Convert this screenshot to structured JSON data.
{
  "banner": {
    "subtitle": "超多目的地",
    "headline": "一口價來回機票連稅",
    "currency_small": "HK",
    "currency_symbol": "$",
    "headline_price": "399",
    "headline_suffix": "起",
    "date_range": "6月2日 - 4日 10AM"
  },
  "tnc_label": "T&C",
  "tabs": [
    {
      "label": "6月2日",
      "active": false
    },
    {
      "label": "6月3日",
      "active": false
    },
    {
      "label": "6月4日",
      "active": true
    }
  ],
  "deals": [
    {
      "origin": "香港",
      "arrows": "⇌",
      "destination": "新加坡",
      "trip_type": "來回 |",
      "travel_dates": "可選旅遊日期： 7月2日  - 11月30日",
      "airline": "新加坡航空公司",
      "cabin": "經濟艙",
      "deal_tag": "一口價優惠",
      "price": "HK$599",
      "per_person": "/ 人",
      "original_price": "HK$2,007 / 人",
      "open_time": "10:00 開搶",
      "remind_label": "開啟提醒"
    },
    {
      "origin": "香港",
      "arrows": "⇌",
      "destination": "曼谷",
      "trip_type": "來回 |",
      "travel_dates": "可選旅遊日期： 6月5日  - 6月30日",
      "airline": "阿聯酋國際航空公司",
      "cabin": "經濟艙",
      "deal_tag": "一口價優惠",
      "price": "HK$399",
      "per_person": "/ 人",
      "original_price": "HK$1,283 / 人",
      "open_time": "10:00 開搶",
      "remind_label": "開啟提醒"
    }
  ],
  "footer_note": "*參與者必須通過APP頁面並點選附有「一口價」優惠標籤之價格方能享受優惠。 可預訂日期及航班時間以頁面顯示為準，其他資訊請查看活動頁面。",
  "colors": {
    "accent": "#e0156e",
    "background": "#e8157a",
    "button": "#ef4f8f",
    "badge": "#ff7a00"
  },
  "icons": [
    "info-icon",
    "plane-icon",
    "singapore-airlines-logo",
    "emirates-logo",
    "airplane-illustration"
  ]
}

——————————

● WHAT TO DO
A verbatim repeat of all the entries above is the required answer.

● EXERCISE OUTPUT
Convert this screenshot to structured JSON data.
{
  "banner": {
    "subtitle": "超多目的地",
    "headline": "一口價來回機票連稅",
    "currency_small": "HK",
    "currency_symbol": "$",
    "headline_price": "399",
    "headline_suffix": "起",
    "date_range": "6月2日 - 4日 10AM"
  },
  "tnc_label": "T&C",
  "tabs": [
    {
      "label": "6月2日",
      "active": false
    },
    {
      "label": "6月3日",
      "active": false
    },
    {
      "label": "6月4日",
      "active": true
    }
  ],
  "deals": [
    {
      "origin": "香港",
      "arrows": "⇌",
      "destination": "新加坡",
      "trip_type": "來回 |",
      "travel_dates": "可選旅遊日期： 7月2日  - 11月30日",
      "airline": "新加坡航空公司",
      "cabin": "經濟艙",
      "deal_tag": "一口價優惠",
      "price": "HK$599",
      "per_person": "/ 人",
      "original_price": "HK$2,007 / 人",
      "open_time": "10:00 開搶",
      "remind_label": "開啟提醒"
    },
    {
      "origin": "香港",
      "arrows": "⇌",
      "destination": "曼谷",
      "trip_type": "來回 |",
      "travel_dates": "可選旅遊日期： 6月5日  - 6月30日",
      "airline": "阿聯酋國際航空公司",
      "cabin": "經濟艙",
      "deal_tag": "一口價優惠",
      "price": "HK$399",
      "per_person": "/ 人",
      "original_price": "HK$1,283 / 人",
      "open_time": "10:00 開搶",
      "remind_label": "開啟提醒"
    }
  ],
  "footer_note": "*參與者必須通過APP頁面並點選附有「一口價」優惠標籤之價格方能享受優惠。 可預訂日期及航班時間以頁面顯示為準，其他資訊請查看活動頁面。",
  "colors": {
    "accent": "#e0156e",
    "background": "#e8157a",
    "button": "#ef4f8f",
    "badge": "#ff7a00"
  },
  "icons": [
    "info-icon",
    "plane-icon",
    "singapore-airlines-logo",
    "emirates-logo",
    "airplane-illustration"
  ]
}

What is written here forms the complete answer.